Laurie Rubner, vice president of the Planned Parenthood Federation of America, termed Pitts “as anti-choice as a member of Congress can be.”

Even when no specific legislation has been introduced, heads of committees and subcommittees can raise awareness of particular issues by scheduling oversight hearings.

At the state level there are signs of progress, too.

As a result of the November elections, “the number of states where pro-life legislation stands a realistic chance of enactment has substantially increased,” according to Mary Spaulding Balch, director of state legislation for the National Right to Life Committee.

Her group has proposed model legislation for states based on Nebraska’s Pain-Capable Unborn Child Protection Act, which prohibits abortions after the 20th week of pregnancy because of what Balch called “substantial medical evidence” that unborn children can feel pain.

“While we expect substantial resistance from abortion advocates, we believe most Americans agree in rejecting abortions that cause excruciating pain, and look forward to protective laws being given serious consideration in a significant number of states,” she said.

Other bills likely to receive consideration in some states this year would ensure that women could see ultrasounds of their babies before an abortion and allow state insurance exchanges to opt out of any abortion coverage under the federal health reform law, Balch said.

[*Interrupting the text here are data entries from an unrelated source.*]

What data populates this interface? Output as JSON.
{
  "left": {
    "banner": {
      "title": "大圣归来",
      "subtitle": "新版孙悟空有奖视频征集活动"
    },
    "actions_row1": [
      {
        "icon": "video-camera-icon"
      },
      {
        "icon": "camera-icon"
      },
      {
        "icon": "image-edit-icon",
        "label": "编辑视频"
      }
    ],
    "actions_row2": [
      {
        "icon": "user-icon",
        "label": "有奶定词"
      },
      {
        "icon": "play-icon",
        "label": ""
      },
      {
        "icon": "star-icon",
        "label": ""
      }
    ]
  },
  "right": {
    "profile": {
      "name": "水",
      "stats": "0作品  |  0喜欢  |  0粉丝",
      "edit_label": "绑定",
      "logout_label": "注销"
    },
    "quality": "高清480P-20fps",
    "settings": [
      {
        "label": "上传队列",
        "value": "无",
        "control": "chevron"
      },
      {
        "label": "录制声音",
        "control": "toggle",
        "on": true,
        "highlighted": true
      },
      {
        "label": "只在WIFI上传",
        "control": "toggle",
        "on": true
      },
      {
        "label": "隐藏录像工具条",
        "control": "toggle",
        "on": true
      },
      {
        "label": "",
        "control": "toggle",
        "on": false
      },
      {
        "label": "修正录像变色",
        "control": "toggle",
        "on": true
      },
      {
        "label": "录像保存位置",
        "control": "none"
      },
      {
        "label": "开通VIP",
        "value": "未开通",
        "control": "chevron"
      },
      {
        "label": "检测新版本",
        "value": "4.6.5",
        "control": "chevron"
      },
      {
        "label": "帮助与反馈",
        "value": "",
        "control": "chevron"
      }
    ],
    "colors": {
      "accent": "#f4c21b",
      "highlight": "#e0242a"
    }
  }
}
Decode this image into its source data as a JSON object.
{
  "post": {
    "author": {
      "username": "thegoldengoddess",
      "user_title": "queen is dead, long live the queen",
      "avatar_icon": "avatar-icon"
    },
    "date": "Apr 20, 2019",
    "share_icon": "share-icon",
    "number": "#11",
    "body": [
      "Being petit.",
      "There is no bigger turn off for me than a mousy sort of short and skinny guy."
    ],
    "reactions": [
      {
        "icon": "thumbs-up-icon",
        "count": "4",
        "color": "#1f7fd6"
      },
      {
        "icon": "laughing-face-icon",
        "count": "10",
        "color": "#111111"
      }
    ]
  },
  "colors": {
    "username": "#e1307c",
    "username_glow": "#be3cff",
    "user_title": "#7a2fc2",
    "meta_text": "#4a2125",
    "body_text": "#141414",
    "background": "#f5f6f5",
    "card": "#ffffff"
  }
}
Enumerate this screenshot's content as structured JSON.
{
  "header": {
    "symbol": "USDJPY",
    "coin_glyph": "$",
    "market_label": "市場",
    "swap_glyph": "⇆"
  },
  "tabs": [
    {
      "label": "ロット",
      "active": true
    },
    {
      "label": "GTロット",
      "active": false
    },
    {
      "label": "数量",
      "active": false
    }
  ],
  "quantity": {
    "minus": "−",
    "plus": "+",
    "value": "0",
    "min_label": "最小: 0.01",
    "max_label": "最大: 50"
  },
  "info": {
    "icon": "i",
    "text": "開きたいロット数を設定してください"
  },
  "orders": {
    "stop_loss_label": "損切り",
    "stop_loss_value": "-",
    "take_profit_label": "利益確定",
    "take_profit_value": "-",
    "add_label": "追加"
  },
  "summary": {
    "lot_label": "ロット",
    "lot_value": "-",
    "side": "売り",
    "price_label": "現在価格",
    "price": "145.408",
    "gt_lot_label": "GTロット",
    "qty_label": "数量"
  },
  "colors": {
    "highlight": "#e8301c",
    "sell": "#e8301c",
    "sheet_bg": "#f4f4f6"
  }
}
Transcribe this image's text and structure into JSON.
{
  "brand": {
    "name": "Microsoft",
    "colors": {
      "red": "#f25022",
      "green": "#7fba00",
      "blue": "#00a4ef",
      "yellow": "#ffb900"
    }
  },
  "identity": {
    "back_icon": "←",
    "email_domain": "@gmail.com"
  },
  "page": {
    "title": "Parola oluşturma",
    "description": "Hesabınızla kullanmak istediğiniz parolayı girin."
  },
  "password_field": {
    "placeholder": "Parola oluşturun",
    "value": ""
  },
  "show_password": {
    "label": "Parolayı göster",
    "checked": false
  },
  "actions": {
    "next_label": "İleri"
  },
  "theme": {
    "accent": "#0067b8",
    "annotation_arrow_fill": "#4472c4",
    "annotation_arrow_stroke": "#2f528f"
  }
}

Catholic Review

The Catholic Review is the official publication of the Archdiocese of Baltimore.